**ACTIVITY**
Reproduce the records below exactly, leaving their images out.

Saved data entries
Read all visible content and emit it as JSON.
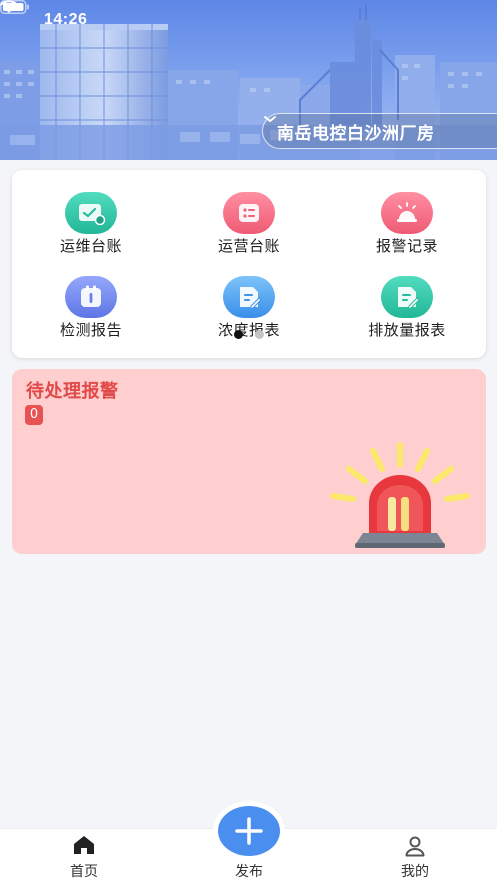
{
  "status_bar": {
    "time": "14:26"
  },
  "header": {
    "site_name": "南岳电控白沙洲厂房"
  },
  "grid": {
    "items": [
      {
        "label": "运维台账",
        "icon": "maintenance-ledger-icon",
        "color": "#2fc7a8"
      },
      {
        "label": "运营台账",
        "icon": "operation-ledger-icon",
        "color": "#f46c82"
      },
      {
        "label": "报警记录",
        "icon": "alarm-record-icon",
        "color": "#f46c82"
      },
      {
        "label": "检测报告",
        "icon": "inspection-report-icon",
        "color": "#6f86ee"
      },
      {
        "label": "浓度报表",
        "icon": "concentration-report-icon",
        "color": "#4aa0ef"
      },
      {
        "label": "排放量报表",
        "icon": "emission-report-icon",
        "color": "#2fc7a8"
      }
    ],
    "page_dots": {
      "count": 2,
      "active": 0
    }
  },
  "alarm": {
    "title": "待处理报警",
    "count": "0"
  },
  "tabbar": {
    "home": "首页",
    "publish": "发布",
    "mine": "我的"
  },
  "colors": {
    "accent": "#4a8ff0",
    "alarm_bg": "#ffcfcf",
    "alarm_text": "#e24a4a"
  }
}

**OUTPUT FOR THIS EXERCISE**
Read all visible content and emit it as JSON.
{
  "status_bar": {
    "time": "14:26"
  },
  "header": {
    "site_name": "南岳电控白沙洲厂房"
  },
  "grid": {
    "items": [
      {
        "label": "运维台账",
        "icon": "maintenance-ledger-icon",
        "color": "#2fc7a8"
      },
      {
        "label": "运营台账",
        "icon": "operation-ledger-icon",
        "color": "#f46c82"
      },
      {
        "label": "报警记录",
        "icon": "alarm-record-icon",
        "color": "#f46c82"
      },
      {
        "label": "检测报告",
        "icon": "inspection-report-icon",
        "color": "#6f86ee"
      },
      {
        "label": "浓度报表",
        "icon": "concentration-report-icon",
        "color": "#4aa0ef"
      },
      {
        "label": "排放量报表",
        "icon": "emission-report-icon",
        "color": "#2fc7a8"
      }
    ],
    "page_dots": {
      "count": 2,
      "active": 0
    }
  },
  "alarm": {
    "title": "待处理报警",
    "count": "0"
  },
  "tabbar": {
    "home": "首页",
    "publish": "发布",
    "mine": "我的"
  },
  "colors": {
    "accent": "#4a8ff0",
    "alarm_bg": "#ffcfcf",
    "alarm_text": "#e24a4a"
  }
}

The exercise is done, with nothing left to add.